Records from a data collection
▽
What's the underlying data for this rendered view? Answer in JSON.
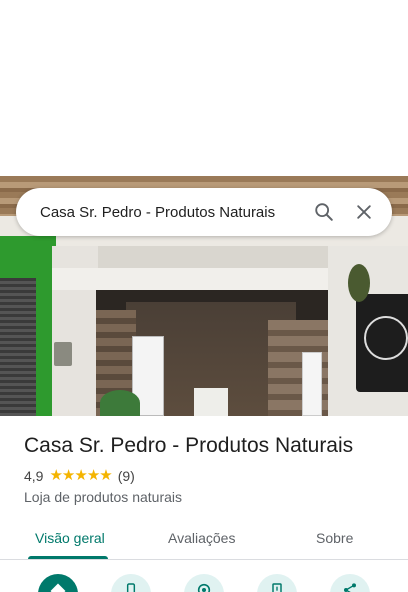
{
  "search": {
    "query": "Casa Sr. Pedro - Produtos Naturais",
    "search_icon": "search-icon",
    "close_icon": "close-icon"
  },
  "place": {
    "name": "Casa Sr. Pedro - Produtos Naturais",
    "rating": "4,9",
    "stars": 5,
    "review_count": "(9)",
    "category": "Loja de produtos naturais"
  },
  "tabs": [
    {
      "label": "Visão geral",
      "active": true
    },
    {
      "label": "Avaliações",
      "active": false
    },
    {
      "label": "Sobre",
      "active": false
    }
  ],
  "actions": [
    {
      "icon": "directions-icon"
    },
    {
      "icon": "phone-icon"
    },
    {
      "icon": "location-icon"
    },
    {
      "icon": "save-icon"
    },
    {
      "icon": "share-icon"
    }
  ],
  "colors": {
    "accent": "#00796b",
    "star": "#f4b400",
    "text_primary": "#1f1f1f",
    "text_secondary": "#5f6368"
  }
}
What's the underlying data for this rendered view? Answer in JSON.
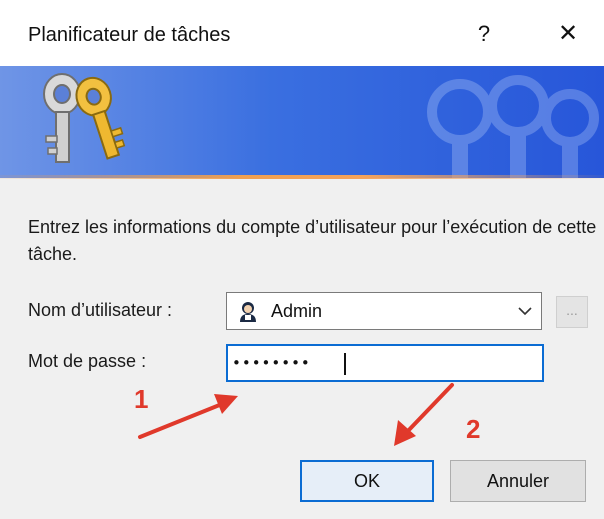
{
  "window": {
    "title": "Planificateur de tâches",
    "help_label": "?",
    "close_label": "✕"
  },
  "banner": {
    "icon": "keys-icon",
    "accent_color": "#2756d9",
    "underline_color": "#f0a050"
  },
  "form": {
    "instruction": "Entrez les informations du compte d’utilisateur pour l’exécution de cette tâche.",
    "username_label": "Nom d’utilisateur :",
    "username_value": "Admin",
    "browse_label": "...",
    "password_label": "Mot de passe :",
    "password_value": "••••••••"
  },
  "buttons": {
    "ok_label": "OK",
    "cancel_label": "Annuler"
  },
  "annotations": {
    "step1": "1",
    "step2": "2",
    "color": "#e0392b"
  }
}
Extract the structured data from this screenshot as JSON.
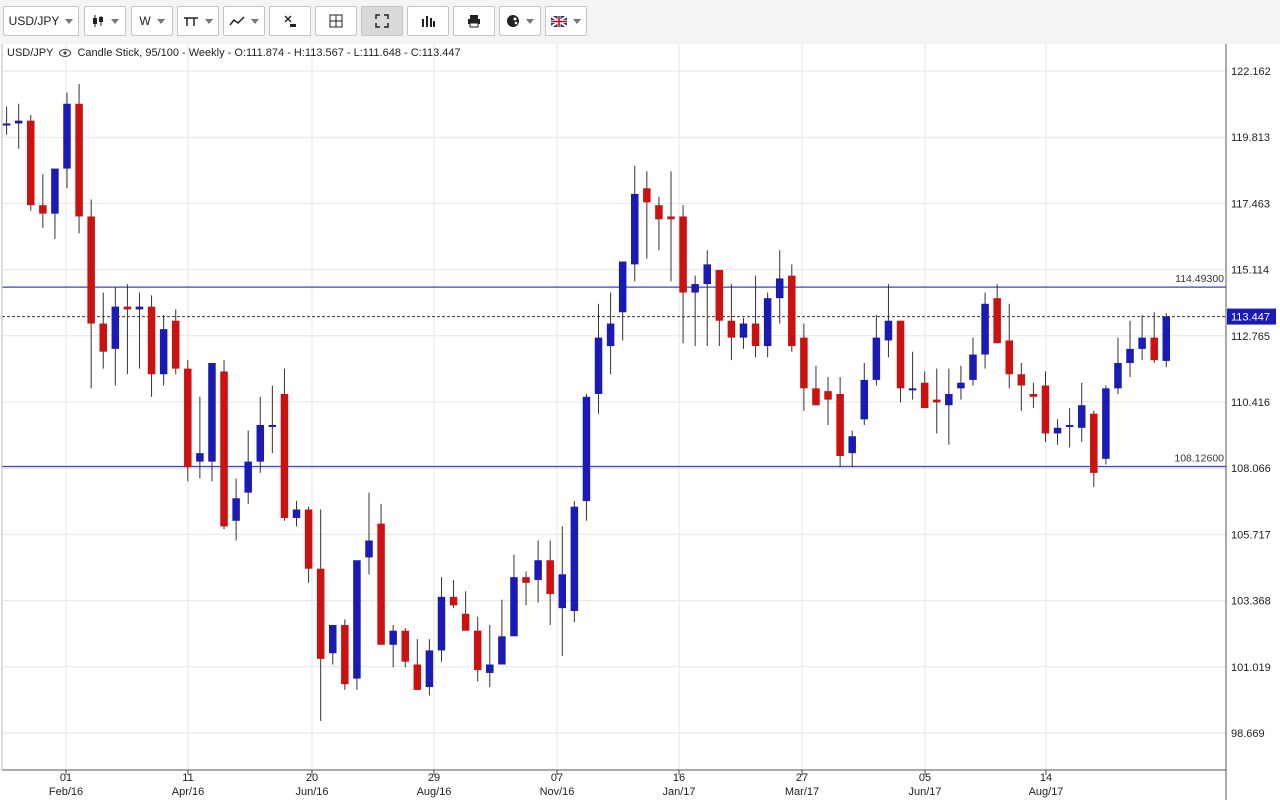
{
  "toolbar": {
    "symbol": "USD/JPY",
    "interval": "W",
    "buttons": [
      {
        "name": "chart-type-button",
        "icon": "candlestick-icon",
        "has_menu": true
      },
      {
        "name": "interval-button",
        "label": "W",
        "has_menu": true
      },
      {
        "name": "indicators-button",
        "icon": "indicators-icon",
        "has_menu": true
      },
      {
        "name": "drawing-tools-button",
        "icon": "trend-line-icon",
        "has_menu": true
      },
      {
        "name": "remove-all-button",
        "icon": "remove-all-icon",
        "has_menu": false
      },
      {
        "name": "crosshair-button",
        "icon": "crosshair-icon",
        "has_menu": false
      },
      {
        "name": "fullscreen-button",
        "icon": "fullscreen-icon",
        "has_menu": false,
        "active": true
      },
      {
        "name": "bars-button",
        "icon": "bars-icon",
        "has_menu": false
      },
      {
        "name": "print-button",
        "icon": "print-icon",
        "has_menu": false
      },
      {
        "name": "theme-button",
        "icon": "palette-icon",
        "has_menu": true
      },
      {
        "name": "language-button",
        "icon": "uk-flag-icon",
        "has_menu": true
      }
    ]
  },
  "legend": {
    "symbol": "USD/JPY",
    "description": "Candle Stick, 95/100 - Weekly - O:111.874 - H:113.567 - L:111.648 - C:113.447"
  },
  "colors": {
    "up": "#1a1ab4",
    "down": "#cc1111",
    "level_line": "#3d3dd9",
    "grid": "#e6e6e6",
    "current_tag": "#1a1ab4"
  },
  "chart_data": {
    "type": "candlestick",
    "y_ticks": [
      "122.162",
      "119.813",
      "117.463",
      "115.114",
      "112.765",
      "110.416",
      "108.066",
      "105.717",
      "103.368",
      "101.019",
      "98.669"
    ],
    "ylim": [
      97.8,
      123.5
    ],
    "x_ticks": [
      {
        "day": "01",
        "month": "Feb/16",
        "index": 8
      },
      {
        "day": "11",
        "month": "Apr/16",
        "index": 18
      },
      {
        "day": "20",
        "month": "Jun/16",
        "index": 28
      },
      {
        "day": "29",
        "month": "Aug/16",
        "index": 38
      },
      {
        "day": "07",
        "month": "Nov/16",
        "index": 48
      },
      {
        "day": "16",
        "month": "Jan/17",
        "index": 58
      },
      {
        "day": "27",
        "month": "Mar/17",
        "index": 68
      },
      {
        "day": "05",
        "month": "Jun/17",
        "index": 78
      },
      {
        "day": "14",
        "month": "Aug/17",
        "index": 88
      }
    ],
    "levels": [
      {
        "value": 114.493,
        "label": "114.49300"
      },
      {
        "value": 108.126,
        "label": "108.12600"
      }
    ],
    "current": {
      "value": 113.447,
      "label": "113.447"
    },
    "first_index": 3,
    "candles": [
      [
        120.3,
        120.9,
        119.9,
        120.3
      ],
      [
        120.3,
        121.0,
        119.4,
        120.4
      ],
      [
        120.4,
        120.6,
        117.2,
        117.4
      ],
      [
        117.4,
        118.5,
        116.6,
        117.1
      ],
      [
        117.1,
        118.5,
        116.2,
        118.7
      ],
      [
        118.7,
        121.4,
        118.0,
        121.0
      ],
      [
        121.0,
        121.7,
        116.4,
        117.0
      ],
      [
        117.0,
        117.6,
        110.9,
        113.2
      ],
      [
        113.2,
        114.3,
        111.6,
        112.2
      ],
      [
        112.3,
        114.5,
        111.0,
        113.8
      ],
      [
        113.8,
        114.6,
        111.4,
        113.7
      ],
      [
        113.7,
        114.3,
        111.6,
        113.8
      ],
      [
        113.8,
        114.2,
        110.6,
        111.4
      ],
      [
        111.4,
        113.5,
        111.0,
        113.0
      ],
      [
        113.3,
        113.7,
        111.4,
        111.6
      ],
      [
        111.6,
        111.9,
        107.6,
        108.1
      ],
      [
        108.3,
        110.6,
        107.7,
        108.6
      ],
      [
        108.3,
        111.8,
        107.6,
        111.8
      ],
      [
        111.5,
        111.9,
        105.9,
        106.0
      ],
      [
        106.2,
        107.7,
        105.5,
        107.0
      ],
      [
        107.2,
        109.4,
        106.8,
        108.3
      ],
      [
        108.3,
        110.6,
        107.9,
        109.6
      ],
      [
        109.6,
        111.0,
        108.6,
        109.6
      ],
      [
        110.7,
        111.6,
        106.2,
        106.3
      ],
      [
        106.3,
        106.9,
        106.0,
        106.6
      ],
      [
        106.6,
        106.7,
        104.0,
        104.5
      ],
      [
        104.5,
        106.6,
        99.1,
        101.3
      ],
      [
        101.5,
        102.2,
        101.1,
        102.5
      ],
      [
        102.5,
        102.7,
        100.2,
        100.4
      ],
      [
        100.6,
        101.8,
        100.2,
        104.8
      ],
      [
        104.9,
        107.2,
        104.3,
        105.5
      ],
      [
        106.1,
        106.8,
        102.6,
        101.8
      ],
      [
        101.8,
        102.5,
        101.0,
        102.3
      ],
      [
        102.3,
        102.4,
        101.0,
        101.2
      ],
      [
        101.1,
        102.0,
        100.2,
        100.2
      ],
      [
        100.3,
        102.0,
        100.0,
        101.6
      ],
      [
        101.6,
        104.2,
        101.2,
        103.5
      ],
      [
        103.5,
        104.1,
        103.1,
        103.2
      ],
      [
        102.9,
        103.7,
        102.6,
        102.3
      ],
      [
        102.3,
        102.8,
        100.5,
        100.9
      ],
      [
        100.8,
        102.5,
        100.3,
        101.1
      ],
      [
        101.1,
        103.4,
        101.8,
        102.1
      ],
      [
        102.1,
        105.0,
        103.0,
        104.2
      ],
      [
        104.2,
        104.4,
        103.2,
        104.0
      ],
      [
        104.1,
        105.5,
        103.3,
        104.8
      ],
      [
        104.8,
        105.5,
        102.5,
        103.6
      ],
      [
        103.1,
        106.0,
        101.4,
        104.3
      ],
      [
        103.0,
        106.9,
        102.6,
        106.7
      ],
      [
        106.9,
        110.7,
        106.2,
        110.6
      ],
      [
        110.7,
        113.9,
        110.0,
        112.7
      ],
      [
        112.4,
        114.3,
        111.4,
        113.2
      ],
      [
        113.6,
        115.2,
        112.6,
        115.4
      ],
      [
        115.3,
        118.8,
        114.7,
        117.8
      ],
      [
        118.0,
        118.6,
        115.5,
        117.5
      ],
      [
        117.4,
        117.7,
        115.8,
        116.9
      ],
      [
        117.0,
        118.6,
        114.7,
        116.9
      ],
      [
        117.0,
        117.4,
        112.5,
        114.3
      ],
      [
        114.3,
        114.9,
        112.4,
        114.6
      ],
      [
        114.6,
        115.8,
        112.4,
        115.3
      ],
      [
        115.1,
        114.9,
        112.4,
        113.3
      ],
      [
        113.3,
        114.6,
        111.9,
        112.7
      ],
      [
        112.7,
        113.4,
        112.3,
        113.2
      ],
      [
        113.2,
        114.9,
        112.0,
        112.4
      ],
      [
        112.4,
        114.3,
        112.0,
        114.1
      ],
      [
        114.1,
        115.8,
        113.2,
        114.8
      ],
      [
        114.9,
        115.3,
        112.2,
        112.4
      ],
      [
        112.7,
        113.2,
        110.1,
        110.9
      ],
      [
        110.9,
        111.7,
        110.4,
        110.3
      ],
      [
        110.8,
        111.3,
        109.6,
        110.5
      ],
      [
        110.7,
        111.3,
        108.1,
        108.5
      ],
      [
        108.6,
        109.4,
        108.1,
        109.2
      ],
      [
        109.8,
        111.8,
        109.6,
        111.2
      ],
      [
        111.2,
        113.5,
        111.0,
        112.7
      ],
      [
        112.6,
        114.6,
        112.0,
        113.3
      ],
      [
        113.3,
        113.3,
        110.4,
        110.9
      ],
      [
        110.9,
        112.2,
        110.5,
        110.9
      ],
      [
        111.1,
        111.5,
        110.3,
        110.2
      ],
      [
        110.5,
        111.6,
        109.3,
        110.4
      ],
      [
        110.3,
        111.6,
        108.9,
        110.7
      ],
      [
        110.9,
        111.7,
        110.5,
        111.1
      ],
      [
        111.2,
        112.7,
        111.0,
        112.1
      ],
      [
        112.1,
        114.3,
        111.6,
        113.9
      ],
      [
        114.1,
        114.6,
        112.5,
        112.5
      ],
      [
        112.6,
        113.9,
        110.9,
        111.4
      ],
      [
        111.4,
        111.8,
        110.1,
        111.0
      ],
      [
        110.7,
        111.1,
        110.2,
        110.6
      ],
      [
        111.0,
        111.5,
        109.0,
        109.3
      ],
      [
        109.3,
        109.8,
        108.9,
        109.5
      ],
      [
        109.6,
        110.2,
        108.8,
        109.6
      ],
      [
        109.5,
        111.1,
        109.0,
        110.3
      ],
      [
        110.0,
        110.1,
        107.4,
        107.9
      ],
      [
        108.4,
        111.0,
        108.2,
        110.9
      ],
      [
        110.9,
        112.7,
        110.7,
        111.8
      ],
      [
        111.8,
        113.3,
        111.3,
        112.3
      ],
      [
        112.3,
        113.5,
        111.9,
        112.7
      ],
      [
        112.7,
        113.6,
        111.8,
        111.9
      ],
      [
        111.874,
        113.567,
        111.648,
        113.447
      ]
    ]
  }
}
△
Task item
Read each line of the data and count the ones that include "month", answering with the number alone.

Answer below
9